WHAT YOU NEED TO DO
Only a single number is expected: how many lines of the data hold the word "Explorer".

RECORDS TO PROCESS
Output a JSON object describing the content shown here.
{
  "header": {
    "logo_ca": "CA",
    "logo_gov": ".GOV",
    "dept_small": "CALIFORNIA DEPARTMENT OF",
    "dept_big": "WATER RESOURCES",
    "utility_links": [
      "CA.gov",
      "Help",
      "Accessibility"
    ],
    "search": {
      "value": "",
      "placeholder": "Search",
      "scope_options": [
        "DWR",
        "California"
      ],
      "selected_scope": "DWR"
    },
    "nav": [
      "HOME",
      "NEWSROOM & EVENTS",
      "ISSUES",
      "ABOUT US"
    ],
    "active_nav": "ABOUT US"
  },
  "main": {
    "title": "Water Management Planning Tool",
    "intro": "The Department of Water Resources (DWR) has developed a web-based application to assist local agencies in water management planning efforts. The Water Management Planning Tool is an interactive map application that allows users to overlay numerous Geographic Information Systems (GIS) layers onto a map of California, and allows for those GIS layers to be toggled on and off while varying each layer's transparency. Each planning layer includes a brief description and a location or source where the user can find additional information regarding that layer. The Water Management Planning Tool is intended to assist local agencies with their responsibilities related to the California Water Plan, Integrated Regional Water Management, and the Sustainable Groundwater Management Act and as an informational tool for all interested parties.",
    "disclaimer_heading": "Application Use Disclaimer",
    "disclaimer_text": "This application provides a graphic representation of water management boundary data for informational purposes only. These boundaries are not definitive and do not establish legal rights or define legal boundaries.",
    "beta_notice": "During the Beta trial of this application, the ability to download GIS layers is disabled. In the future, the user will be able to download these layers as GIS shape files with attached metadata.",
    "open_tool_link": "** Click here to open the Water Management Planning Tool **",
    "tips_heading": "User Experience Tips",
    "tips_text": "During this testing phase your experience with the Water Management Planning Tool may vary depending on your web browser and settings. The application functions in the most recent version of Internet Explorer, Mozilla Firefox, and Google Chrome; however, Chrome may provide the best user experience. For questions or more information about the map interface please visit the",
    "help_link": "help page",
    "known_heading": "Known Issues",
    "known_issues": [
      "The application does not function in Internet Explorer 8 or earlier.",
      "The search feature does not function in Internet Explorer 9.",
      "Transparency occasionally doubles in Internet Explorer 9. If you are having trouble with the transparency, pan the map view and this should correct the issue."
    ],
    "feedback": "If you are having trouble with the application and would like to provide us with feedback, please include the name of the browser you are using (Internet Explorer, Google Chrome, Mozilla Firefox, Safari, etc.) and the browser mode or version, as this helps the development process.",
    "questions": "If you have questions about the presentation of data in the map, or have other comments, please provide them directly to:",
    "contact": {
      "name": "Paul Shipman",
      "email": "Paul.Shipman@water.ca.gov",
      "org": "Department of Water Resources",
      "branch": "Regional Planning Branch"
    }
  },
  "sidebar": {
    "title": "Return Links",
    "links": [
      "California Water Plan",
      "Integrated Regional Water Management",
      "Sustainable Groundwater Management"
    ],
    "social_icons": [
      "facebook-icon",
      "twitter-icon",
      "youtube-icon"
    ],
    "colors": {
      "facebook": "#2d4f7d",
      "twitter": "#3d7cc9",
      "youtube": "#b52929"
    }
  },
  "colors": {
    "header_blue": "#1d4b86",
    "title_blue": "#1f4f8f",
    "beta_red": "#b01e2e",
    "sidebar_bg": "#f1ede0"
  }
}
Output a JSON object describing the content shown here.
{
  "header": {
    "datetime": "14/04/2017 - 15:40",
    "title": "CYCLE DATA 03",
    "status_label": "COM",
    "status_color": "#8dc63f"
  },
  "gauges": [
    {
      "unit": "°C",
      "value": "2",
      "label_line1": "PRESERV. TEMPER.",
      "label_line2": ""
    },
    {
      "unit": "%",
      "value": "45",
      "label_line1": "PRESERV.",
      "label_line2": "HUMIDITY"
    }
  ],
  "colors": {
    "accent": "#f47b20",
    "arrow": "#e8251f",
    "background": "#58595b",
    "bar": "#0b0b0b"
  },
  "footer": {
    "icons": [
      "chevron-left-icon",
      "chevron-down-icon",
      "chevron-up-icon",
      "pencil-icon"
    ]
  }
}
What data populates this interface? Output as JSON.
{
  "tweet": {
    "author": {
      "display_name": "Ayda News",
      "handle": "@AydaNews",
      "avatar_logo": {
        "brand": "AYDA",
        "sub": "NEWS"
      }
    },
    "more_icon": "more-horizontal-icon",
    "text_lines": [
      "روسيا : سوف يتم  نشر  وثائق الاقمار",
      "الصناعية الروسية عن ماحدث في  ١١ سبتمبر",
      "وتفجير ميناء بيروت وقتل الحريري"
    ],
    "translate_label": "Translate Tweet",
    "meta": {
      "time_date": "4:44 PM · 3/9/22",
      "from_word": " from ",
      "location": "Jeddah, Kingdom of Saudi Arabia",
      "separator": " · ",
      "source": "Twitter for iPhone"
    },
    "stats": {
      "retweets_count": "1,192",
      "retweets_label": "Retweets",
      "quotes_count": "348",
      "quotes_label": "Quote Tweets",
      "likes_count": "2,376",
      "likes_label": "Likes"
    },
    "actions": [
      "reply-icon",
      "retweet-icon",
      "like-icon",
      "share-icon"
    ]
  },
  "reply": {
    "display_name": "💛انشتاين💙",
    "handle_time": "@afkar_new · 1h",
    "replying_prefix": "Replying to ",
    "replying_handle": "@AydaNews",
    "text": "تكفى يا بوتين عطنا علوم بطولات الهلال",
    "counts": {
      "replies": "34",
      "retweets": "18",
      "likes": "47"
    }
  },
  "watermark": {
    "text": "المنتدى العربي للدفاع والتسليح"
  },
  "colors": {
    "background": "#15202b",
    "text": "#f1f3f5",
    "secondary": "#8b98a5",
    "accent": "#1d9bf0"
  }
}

REPLY
5